But then, in a short while — in June 1968 – US Senator Robert Kennedy would be announcing the slaying of Dr. King (in Memphis) to a crowd of African-Americans…and a dramatic change would occur in Senator Kennedy’s public attitudes toward civil rights. He would become a man with a mission that clearly included addressing the wrongs of racism.

And not long after that, sad to recall, it would be his brother, Senator Edward Kennedy eulogizing his late brother, Bobby, the presidential candidate (murdered in Los Angeles, June 5, 1968, as he won the California Democratic Party primary).   1968 – that was a terrible year – two leaders slain within months of each other.

But today there is a prayer for all of us as a People in the concluding words from that jail cell letter five decades ago.  Dr. King said, “Let us all hope that the dark clouds of racial prejudice will soon pass away and the deep fog of misunderstanding will be lifted from our fear-drenched communities, and in some not too distant tomorrow the radiant stars of love and brotherhood will shine over our great nation with all their scintillating beauty.” May that day be!

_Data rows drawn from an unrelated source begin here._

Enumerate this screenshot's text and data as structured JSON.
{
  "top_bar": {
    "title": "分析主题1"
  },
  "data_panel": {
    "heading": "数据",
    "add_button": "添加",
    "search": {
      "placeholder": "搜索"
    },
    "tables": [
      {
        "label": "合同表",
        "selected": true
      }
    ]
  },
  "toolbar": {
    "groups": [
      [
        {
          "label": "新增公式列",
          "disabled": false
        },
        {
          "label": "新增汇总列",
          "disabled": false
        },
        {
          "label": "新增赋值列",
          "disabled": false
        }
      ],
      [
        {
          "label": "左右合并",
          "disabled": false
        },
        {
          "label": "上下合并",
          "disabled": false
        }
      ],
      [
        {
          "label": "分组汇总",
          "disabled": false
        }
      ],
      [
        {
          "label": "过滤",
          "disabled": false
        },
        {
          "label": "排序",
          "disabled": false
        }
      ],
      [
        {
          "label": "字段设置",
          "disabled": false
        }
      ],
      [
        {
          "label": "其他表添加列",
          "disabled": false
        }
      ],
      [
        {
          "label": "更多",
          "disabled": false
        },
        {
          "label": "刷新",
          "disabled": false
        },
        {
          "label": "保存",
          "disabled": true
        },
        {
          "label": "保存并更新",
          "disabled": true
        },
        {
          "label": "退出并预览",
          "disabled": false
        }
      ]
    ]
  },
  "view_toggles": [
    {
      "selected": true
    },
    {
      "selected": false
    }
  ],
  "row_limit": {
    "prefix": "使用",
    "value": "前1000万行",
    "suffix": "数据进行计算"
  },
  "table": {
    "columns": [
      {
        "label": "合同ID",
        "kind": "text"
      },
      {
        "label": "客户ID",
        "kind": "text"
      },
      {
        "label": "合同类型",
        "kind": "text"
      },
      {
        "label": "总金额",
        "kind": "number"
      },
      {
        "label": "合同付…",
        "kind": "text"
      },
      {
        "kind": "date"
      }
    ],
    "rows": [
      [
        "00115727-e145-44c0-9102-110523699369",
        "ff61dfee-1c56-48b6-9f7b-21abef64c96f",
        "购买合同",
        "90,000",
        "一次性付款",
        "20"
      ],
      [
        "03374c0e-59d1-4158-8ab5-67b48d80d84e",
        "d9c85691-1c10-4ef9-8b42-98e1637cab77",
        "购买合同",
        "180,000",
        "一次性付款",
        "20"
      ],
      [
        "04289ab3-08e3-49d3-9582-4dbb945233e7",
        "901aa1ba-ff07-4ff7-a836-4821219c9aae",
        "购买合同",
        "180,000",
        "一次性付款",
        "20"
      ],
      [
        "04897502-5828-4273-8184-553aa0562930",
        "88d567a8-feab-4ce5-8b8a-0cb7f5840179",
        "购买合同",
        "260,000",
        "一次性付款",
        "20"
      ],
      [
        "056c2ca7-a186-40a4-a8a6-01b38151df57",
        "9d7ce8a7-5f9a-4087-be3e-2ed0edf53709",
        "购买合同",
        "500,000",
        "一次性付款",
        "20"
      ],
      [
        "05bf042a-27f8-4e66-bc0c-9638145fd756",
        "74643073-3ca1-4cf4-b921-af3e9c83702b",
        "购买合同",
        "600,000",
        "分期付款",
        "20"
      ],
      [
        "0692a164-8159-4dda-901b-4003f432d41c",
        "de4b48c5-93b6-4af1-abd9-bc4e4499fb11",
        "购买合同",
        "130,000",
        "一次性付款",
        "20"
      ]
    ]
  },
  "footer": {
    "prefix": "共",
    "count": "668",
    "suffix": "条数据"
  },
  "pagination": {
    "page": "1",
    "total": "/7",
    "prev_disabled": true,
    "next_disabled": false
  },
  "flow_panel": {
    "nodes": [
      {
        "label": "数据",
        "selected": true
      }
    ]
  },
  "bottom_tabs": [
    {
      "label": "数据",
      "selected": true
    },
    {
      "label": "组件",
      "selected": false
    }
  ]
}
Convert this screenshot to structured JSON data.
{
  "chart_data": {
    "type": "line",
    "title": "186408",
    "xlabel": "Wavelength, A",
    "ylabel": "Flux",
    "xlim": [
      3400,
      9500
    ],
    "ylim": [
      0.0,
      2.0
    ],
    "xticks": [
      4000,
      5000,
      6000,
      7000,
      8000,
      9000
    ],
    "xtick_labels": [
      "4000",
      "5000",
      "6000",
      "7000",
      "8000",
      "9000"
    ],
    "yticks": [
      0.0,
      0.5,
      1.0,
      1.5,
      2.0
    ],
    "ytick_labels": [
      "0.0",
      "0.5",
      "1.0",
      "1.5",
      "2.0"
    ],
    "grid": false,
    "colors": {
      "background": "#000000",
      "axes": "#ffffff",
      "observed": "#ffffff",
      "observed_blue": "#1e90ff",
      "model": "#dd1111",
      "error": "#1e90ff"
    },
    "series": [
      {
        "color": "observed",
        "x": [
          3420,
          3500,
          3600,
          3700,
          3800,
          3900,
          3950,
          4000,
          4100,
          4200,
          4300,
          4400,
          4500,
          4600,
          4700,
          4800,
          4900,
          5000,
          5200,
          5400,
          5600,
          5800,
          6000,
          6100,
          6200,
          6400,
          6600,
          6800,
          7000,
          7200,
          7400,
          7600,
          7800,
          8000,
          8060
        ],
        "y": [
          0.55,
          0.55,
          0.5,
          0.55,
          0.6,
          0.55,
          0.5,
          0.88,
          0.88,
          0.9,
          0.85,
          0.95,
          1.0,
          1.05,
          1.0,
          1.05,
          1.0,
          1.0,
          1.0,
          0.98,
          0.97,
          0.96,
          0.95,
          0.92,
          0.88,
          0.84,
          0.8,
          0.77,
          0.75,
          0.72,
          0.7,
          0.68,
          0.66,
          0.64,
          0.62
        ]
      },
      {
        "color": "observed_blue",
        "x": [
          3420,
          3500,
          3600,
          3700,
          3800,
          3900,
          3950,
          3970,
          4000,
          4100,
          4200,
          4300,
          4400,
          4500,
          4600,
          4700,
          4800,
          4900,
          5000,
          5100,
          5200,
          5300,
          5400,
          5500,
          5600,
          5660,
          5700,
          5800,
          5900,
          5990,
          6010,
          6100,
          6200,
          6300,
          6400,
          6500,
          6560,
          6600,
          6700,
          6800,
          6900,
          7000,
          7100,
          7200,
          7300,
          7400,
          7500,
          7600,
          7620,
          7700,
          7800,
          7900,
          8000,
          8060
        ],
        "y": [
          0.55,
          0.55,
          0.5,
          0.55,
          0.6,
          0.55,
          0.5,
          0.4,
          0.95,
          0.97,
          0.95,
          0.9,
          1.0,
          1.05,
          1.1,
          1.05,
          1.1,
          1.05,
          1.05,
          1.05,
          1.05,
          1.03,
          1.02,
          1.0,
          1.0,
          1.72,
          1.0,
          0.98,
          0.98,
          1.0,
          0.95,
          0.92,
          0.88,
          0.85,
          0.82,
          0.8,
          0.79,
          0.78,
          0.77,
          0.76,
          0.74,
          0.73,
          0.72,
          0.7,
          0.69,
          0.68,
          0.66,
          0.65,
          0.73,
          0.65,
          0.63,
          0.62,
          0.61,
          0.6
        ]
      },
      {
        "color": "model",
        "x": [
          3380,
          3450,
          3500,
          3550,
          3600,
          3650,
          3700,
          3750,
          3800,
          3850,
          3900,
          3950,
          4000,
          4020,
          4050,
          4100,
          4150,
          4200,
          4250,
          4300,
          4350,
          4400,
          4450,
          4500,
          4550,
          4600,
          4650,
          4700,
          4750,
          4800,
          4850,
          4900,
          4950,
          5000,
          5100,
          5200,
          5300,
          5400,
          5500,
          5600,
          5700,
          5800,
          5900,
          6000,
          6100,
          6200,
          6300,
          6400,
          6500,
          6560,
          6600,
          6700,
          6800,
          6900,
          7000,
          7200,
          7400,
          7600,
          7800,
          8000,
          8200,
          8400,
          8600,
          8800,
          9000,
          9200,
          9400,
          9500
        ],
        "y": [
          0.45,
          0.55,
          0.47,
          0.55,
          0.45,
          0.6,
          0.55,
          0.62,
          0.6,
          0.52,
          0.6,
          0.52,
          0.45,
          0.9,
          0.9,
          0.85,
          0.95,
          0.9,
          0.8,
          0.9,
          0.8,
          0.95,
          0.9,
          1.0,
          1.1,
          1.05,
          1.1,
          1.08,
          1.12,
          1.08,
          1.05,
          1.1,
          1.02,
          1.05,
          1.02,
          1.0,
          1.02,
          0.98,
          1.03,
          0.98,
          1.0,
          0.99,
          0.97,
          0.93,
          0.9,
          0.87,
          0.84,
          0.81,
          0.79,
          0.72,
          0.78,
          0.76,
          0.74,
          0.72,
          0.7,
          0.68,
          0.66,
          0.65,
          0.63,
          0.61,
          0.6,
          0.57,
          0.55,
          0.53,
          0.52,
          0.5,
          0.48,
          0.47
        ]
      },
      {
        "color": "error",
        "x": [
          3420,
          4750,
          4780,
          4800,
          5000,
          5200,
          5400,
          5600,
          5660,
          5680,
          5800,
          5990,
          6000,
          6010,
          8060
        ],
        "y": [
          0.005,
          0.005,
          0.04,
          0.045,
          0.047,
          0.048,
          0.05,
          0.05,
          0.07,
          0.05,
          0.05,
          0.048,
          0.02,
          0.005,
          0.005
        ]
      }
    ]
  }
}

On this day that celebrates this brave, intelligent civil rights and religious leader, my thoughts go back to 1963 and that cold jail cell in Birmingham and I re-read the words of Dr. Martin Luther King, Jr..  (January 15, 1929-April 4, 1968)

I think about his personal and professional struggles when we celebrate his birthday, today, every year.  A  deserved honor, in my opinion.

He helped move this nation forward in many, many ways, during his very short life on Earth. Imagine if he had lived his biblical four score-plus years!  We are in his debt as a nation and People.

Note: This was in part derived from a commentary I authored in December 2007